 Making healing soup is also another excellent way of delivering nutrients into the body.  Healing soup is made up of a potpourri of vegetables such as potatoes (or pumpkins, yams etc.), carrots, celery, chives, lots of   onions, garlic and tomatoes (you can add any locally available vegetables).  Add water just to cover the vegetables and cook until soft.  Add a pinch of sea salt and herbs.  Wait till the soup is cool, then blend.  You can make more and keep the soup in small   containers and refrigerate them for later use.  If you want to make the soup richer add in coconut cream. 

 Note:  Be creative in your cooking.  You may loose some heat sensitive vitamins and enzymes  through cooking, however you also add in fibers as well as the more heat resistant vitamins,   phytonutrients and minerals which are made more available through the cooking process.

How about grilling?

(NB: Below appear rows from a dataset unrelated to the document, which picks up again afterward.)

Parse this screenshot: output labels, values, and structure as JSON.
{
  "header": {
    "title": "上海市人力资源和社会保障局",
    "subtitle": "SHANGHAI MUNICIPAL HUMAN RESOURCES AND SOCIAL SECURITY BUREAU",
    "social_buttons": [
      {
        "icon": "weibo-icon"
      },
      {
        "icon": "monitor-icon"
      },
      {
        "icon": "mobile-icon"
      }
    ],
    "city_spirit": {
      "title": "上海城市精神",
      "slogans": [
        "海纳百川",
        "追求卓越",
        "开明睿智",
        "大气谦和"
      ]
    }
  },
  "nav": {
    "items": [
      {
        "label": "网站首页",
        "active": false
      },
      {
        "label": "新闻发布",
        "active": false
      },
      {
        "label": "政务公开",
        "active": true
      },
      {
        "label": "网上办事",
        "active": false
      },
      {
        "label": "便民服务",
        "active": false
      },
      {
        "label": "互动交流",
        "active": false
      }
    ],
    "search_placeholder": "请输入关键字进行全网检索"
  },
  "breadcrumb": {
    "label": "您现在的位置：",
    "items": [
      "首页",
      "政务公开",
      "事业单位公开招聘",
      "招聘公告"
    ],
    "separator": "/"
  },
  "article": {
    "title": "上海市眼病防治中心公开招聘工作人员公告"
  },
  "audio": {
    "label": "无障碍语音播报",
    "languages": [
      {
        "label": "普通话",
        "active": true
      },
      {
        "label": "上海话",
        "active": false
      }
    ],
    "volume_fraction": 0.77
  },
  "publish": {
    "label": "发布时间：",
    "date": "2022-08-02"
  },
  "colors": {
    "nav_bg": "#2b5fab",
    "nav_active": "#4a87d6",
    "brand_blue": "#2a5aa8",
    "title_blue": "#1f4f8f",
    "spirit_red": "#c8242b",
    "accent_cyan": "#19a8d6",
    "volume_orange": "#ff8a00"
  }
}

Grilling, especially over high temperature presents a health risk. Two separate types of carcinogenic compounds are produced by high-temperature grilling.  These are:

- heterocyclic amines (HCAs) - formed when the meet is directly exposed to a flame or very high-temperature surface. HCAs have been shown to cause DNA mutation, and may be a factor in the development of certain cancers.

- polycyclic aromatic hydrocarbons (PAHs) - form in smoke that's produced when fat from the meat ignites or drips on the hot coals of the grill. Various PAHs present in the resulting smoke, including benzo[a]pyrene and dibenzo[a,h]anthracene, adhere to the outside surface of the grilled meat. PAH exposure is also believed to be linked to certain cancers.

Grilling is not recommended due to the above reasons.  However, if you do want to have barbeque once in a while, then 

  • Grill at lower temperatures or opt for roasting instead
  • Prevent flare-ups.
    Keep a close watch over your grill and turn meats frequentl.
  • Be careful not to overcook meats.  Burnt meats contain higher levels of HCAs.
  • If the meat is charred, scrap off the burnt portion.


 So, should you eat raw or cooked food?  Our recommendations

 There are both pros and cons for either point of view.   But the common consensus is that people who ate larger amounts of vegetable seems to have lower rates of cancer.  Therefore, first and foremost,  increase your vegetable intake and as for cooked or raw - we do not support limiting one’s diet to one or the other. 

Get the best of both options by eating a combination of raw and cooked vegetables in every meal.   

 

 

News & Articles

  • HOW ANTIBIOTICS DESTROY YOUR SYSTEM

    Your immune system is constantly on a seek-and-destroy mission status – on the lookout for foreign invaders, naturally occurring cell defects and mutant cells. The immune system has a vast capacity to remember bad guys and deploy tactics that worked in the past to annihilate the enemy. Some of the fastest growing cells in the human body are immune cells.

    Posted on 16 Mar 2015
  • Colposcopy and Biopsy

    A colposcopy is a way to get a close-up view of the cervix. It is used to detect changes in cervical and vaginal tissues such as abnormal blood vessels, color, patterns and tissue structure . A colposcope, is an instrument with a range of magnifying lens; colour filter and a light are used. The colposcope magnifies the image many times, allowing the gynaecologist to see the tissues on the cervix and vaginal walls more clearly while color filters allow the detection of tiny abnormal blood vess

    Posted on 13 Mar 2015
View All